Legend has it that the first time Albert Hadley met Sister Parish, she answered the door in stocking feet and asked him to help zip up her dress. This encounter was later described as the “biggest explosion in 20th-century decorating,” since it ultimately led to the establishment, in 1964, of Parish-Hadley, a design firm whose client list included Kennedys, Gettys, Rockefellers, and Astors. The partnership of this glamorous odd couple—he was more minimal, she was not—lasted for more than 30 years, until Parish’s death in 1994. (Hadley continued working until the year before his death, in 2012.)
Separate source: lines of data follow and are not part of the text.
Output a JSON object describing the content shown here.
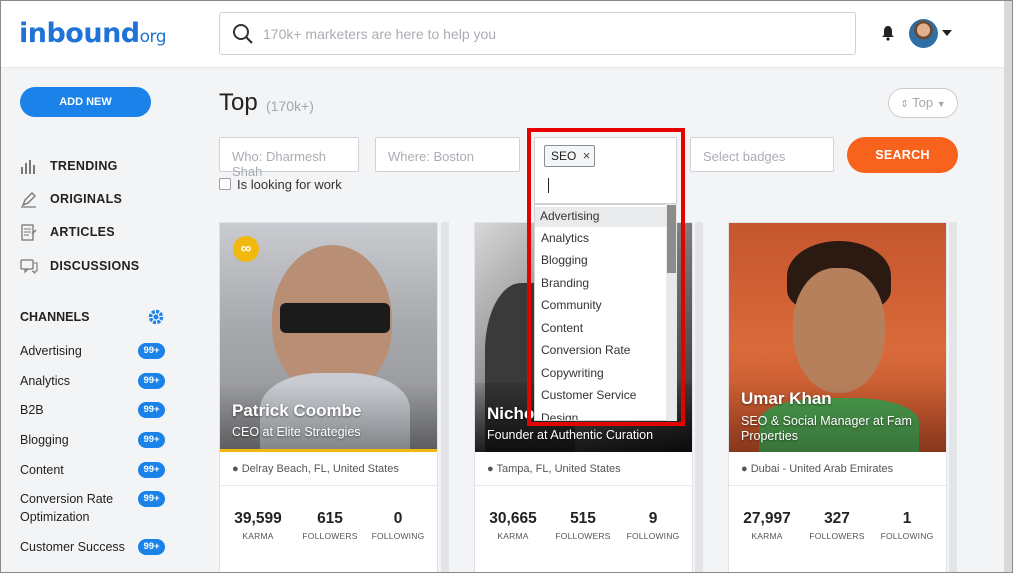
{
  "header": {
    "logo_main": "inbound",
    "logo_tld": "org",
    "search_placeholder": "170k+ marketers are here to help you"
  },
  "sidebar": {
    "add_new": "ADD NEW",
    "nav": [
      {
        "label": "TRENDING",
        "icon": "bar-chart-icon"
      },
      {
        "label": "ORIGINALS",
        "icon": "pen-icon"
      },
      {
        "label": "ARTICLES",
        "icon": "document-icon"
      },
      {
        "label": "DISCUSSIONS",
        "icon": "chat-icon"
      }
    ],
    "channels_title": "CHANNELS",
    "channels": [
      {
        "label": "Advertising",
        "badge": "99+"
      },
      {
        "label": "Analytics",
        "badge": "99+"
      },
      {
        "label": "B2B",
        "badge": "99+"
      },
      {
        "label": "Blogging",
        "badge": "99+"
      },
      {
        "label": "Content",
        "badge": "99+"
      },
      {
        "label": "Conversion Rate Optimization",
        "badge": "99+"
      },
      {
        "label": "Customer Success",
        "badge": "99+"
      }
    ]
  },
  "main": {
    "title": "Top",
    "count": "(170k+)",
    "sort_label": "Top",
    "filters": {
      "who_placeholder": "Who: Dharmesh Shah",
      "where_placeholder": "Where: Boston",
      "badges_placeholder": "Select badges",
      "search_button": "SEARCH",
      "looking_for_work": "Is looking for work"
    },
    "tag_selected": "SEO",
    "dropdown_options": [
      "Advertising",
      "Analytics",
      "Blogging",
      "Branding",
      "Community",
      "Content",
      "Conversion Rate",
      "Copywriting",
      "Customer Service",
      "Design"
    ],
    "cards": [
      {
        "name": "Patrick Coombe",
        "role": "CEO at Elite Strategies",
        "location": "Delray Beach, FL, United States",
        "karma": "39,599",
        "followers": "615",
        "following": "0"
      },
      {
        "name": "Nicho",
        "role": "Founder at Authentic Curation",
        "location": "Tampa, FL, United States",
        "karma": "30,665",
        "followers": "515",
        "following": "9"
      },
      {
        "name": "Umar Khan",
        "role": "SEO & Social Manager at Fam Properties",
        "location": "Dubai - United Arab Emirates",
        "karma": "27,997",
        "followers": "327",
        "following": "1"
      }
    ],
    "stat_labels": {
      "karma": "KARMA",
      "followers": "FOLLOWERS",
      "following": "FOLLOWING"
    }
  },
  "colors": {
    "brand_blue": "#1a82e8",
    "search_orange": "#f7631d",
    "highlight_red": "#e60000"
  }
}
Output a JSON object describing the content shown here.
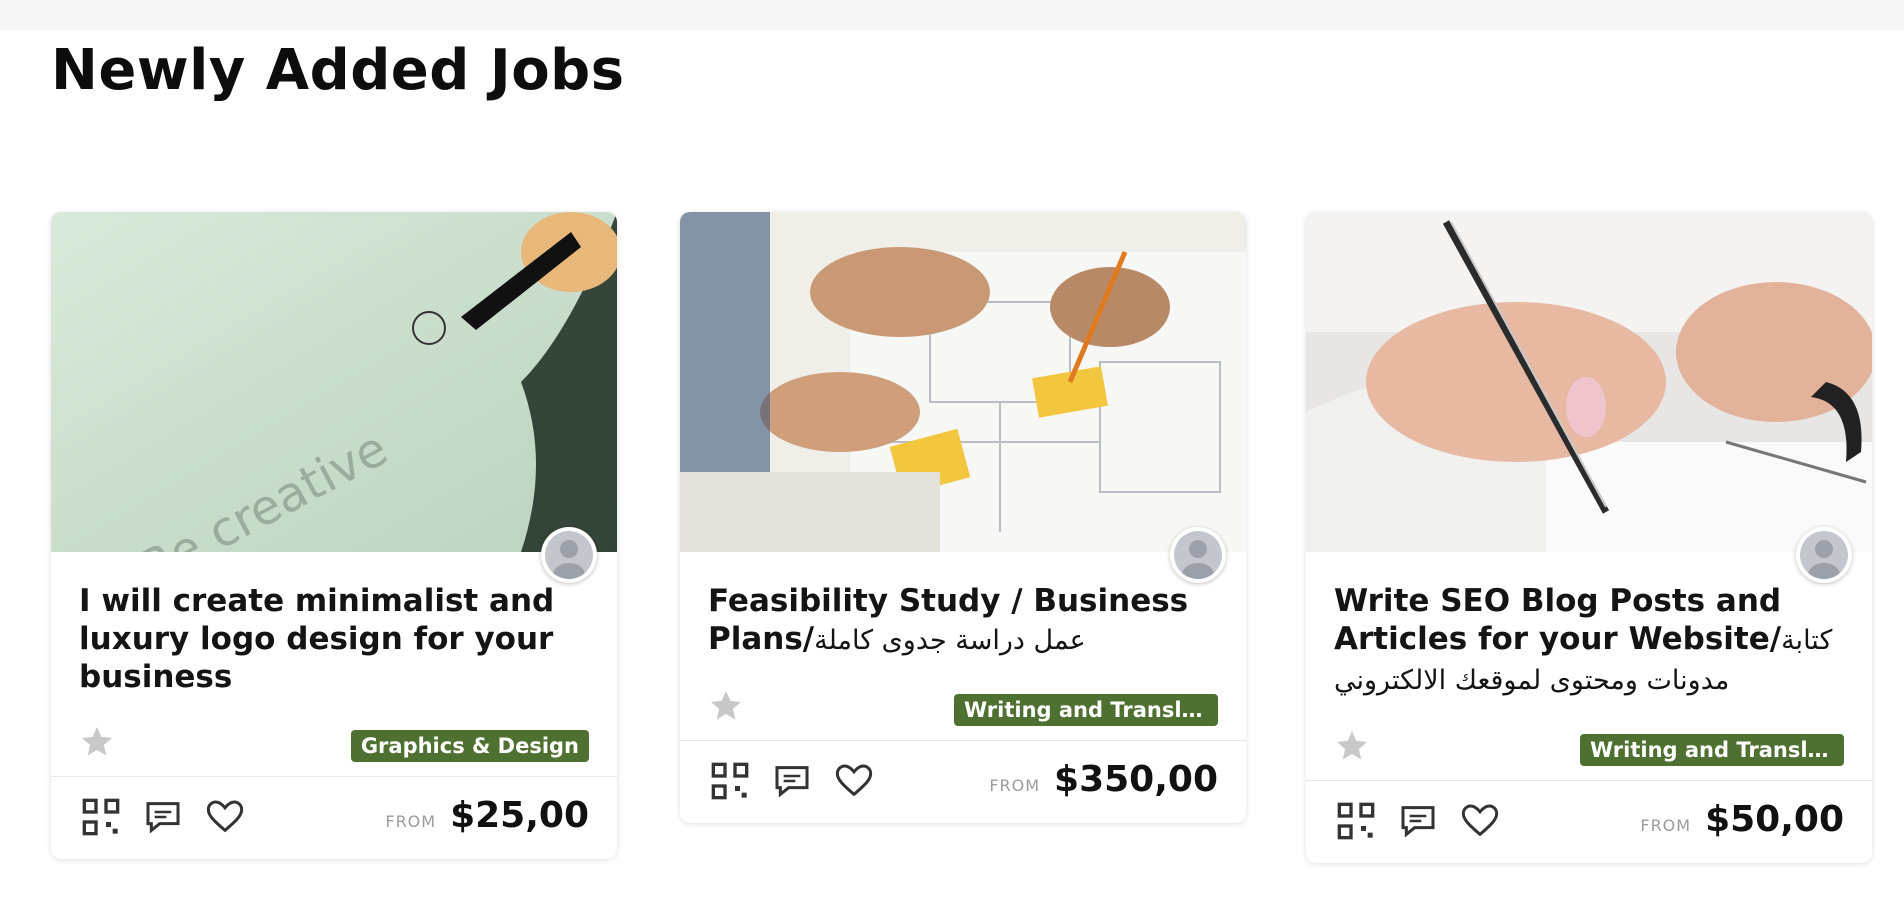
{
  "section": {
    "title": "Newly Added Jobs"
  },
  "cards": [
    {
      "title": "I will create minimalist and luxury logo design for your business",
      "image_text": "Be creative",
      "category": "Graphics & Design",
      "from_label": "FROM",
      "price": "$25,00"
    },
    {
      "title_main": "Feasibility Study / Business Plans/",
      "title_rtl": "عمل دراسة جدوى كاملة",
      "category": "Writing and Translati...",
      "from_label": "FROM",
      "price": "$350,00"
    },
    {
      "title_main": "Write SEO Blog Posts and Articles for your Website/",
      "title_rtl": "كتابة مدونات ومحتوى لموقعك الالكتروني",
      "category": "Writing and Translati...",
      "from_label": "FROM",
      "price": "$50,00"
    }
  ],
  "colors": {
    "badge": "#4e7131",
    "star": "#c8c8c8",
    "icon": "#333333"
  },
  "icons": [
    "qr-code-icon",
    "chat-icon",
    "heart-icon",
    "star-icon",
    "avatar-icon"
  ]
}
Parish-Hadley rooms were decorated with a capital D, so it might surprise those familiar with the firm’s work to see a collection that reads somewhat casual. The Albert pattern, for example, is based on a wallpaper the late designer used in his own apartment and looks like little blobs of paint. “Albert’s designs would focus on architecture with a touch of whimsy, and that’s how this tile reads for us,” Crater tells AD PRO. Similarly, Desmond was originally a wallpaper that Hadley used in the entry hall of his home in Southport, Connecticut. Stars feature as a favorite motif—Crater noted that Hadley often used star-shaped mirrors and was a fan of Moravian light fixtures and that the original Parish-Hadley logo included a star. Clara references lattice and wicker, two of Sister Parish’s favorites, which were previously only available to the trade in the form of a grass cloth fabric.
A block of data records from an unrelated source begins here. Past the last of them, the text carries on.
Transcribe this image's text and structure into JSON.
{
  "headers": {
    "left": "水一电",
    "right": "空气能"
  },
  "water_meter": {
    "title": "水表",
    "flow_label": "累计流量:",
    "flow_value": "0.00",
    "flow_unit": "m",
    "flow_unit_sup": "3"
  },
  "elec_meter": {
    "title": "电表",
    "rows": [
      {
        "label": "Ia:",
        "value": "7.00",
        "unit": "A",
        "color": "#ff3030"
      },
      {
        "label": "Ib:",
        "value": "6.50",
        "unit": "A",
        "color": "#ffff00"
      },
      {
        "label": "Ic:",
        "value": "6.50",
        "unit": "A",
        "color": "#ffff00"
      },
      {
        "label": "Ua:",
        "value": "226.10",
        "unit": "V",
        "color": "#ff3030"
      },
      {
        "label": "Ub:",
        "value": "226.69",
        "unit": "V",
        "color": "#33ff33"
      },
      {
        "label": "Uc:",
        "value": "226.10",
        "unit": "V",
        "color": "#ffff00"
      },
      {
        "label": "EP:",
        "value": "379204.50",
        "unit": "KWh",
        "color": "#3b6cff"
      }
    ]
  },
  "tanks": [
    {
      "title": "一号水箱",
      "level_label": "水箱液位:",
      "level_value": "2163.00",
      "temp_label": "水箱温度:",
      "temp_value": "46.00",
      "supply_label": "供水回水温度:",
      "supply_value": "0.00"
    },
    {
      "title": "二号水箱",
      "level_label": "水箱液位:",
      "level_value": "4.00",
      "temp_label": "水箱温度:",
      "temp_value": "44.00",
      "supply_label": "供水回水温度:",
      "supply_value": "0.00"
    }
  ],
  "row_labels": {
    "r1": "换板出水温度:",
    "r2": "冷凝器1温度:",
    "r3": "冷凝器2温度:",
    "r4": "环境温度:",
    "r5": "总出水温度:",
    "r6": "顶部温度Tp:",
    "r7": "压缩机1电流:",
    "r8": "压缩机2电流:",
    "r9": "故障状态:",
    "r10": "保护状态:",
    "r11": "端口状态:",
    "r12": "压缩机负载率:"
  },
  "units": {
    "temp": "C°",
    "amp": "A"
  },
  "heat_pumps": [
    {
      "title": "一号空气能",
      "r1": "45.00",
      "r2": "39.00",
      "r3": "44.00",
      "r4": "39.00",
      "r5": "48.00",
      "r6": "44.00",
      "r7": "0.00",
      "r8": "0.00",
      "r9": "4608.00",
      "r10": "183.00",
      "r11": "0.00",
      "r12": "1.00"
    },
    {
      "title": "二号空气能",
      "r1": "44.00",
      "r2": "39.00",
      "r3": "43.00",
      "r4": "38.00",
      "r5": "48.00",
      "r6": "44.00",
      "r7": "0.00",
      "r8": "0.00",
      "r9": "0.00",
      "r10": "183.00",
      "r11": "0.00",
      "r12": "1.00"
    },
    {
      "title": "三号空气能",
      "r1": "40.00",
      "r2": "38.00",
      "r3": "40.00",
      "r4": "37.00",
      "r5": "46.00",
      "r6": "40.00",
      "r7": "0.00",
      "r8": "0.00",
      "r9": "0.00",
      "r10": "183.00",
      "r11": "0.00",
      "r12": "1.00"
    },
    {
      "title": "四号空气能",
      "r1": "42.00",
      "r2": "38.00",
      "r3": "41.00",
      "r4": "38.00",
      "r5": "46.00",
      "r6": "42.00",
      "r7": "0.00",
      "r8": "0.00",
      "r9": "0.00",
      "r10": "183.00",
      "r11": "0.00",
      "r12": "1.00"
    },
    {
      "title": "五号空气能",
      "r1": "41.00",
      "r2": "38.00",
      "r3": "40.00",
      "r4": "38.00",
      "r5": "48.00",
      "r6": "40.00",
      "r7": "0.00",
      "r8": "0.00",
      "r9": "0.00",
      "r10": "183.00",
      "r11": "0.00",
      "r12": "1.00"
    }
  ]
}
The collection looks hand-painted, but in reality, is silkscreened onto ceramic tiles at a workshop in Turkey. Crater believes the duo would approve of the results. “Albert and Sister really championed craft,” she says. “They loved anything that showed the work of the hand.”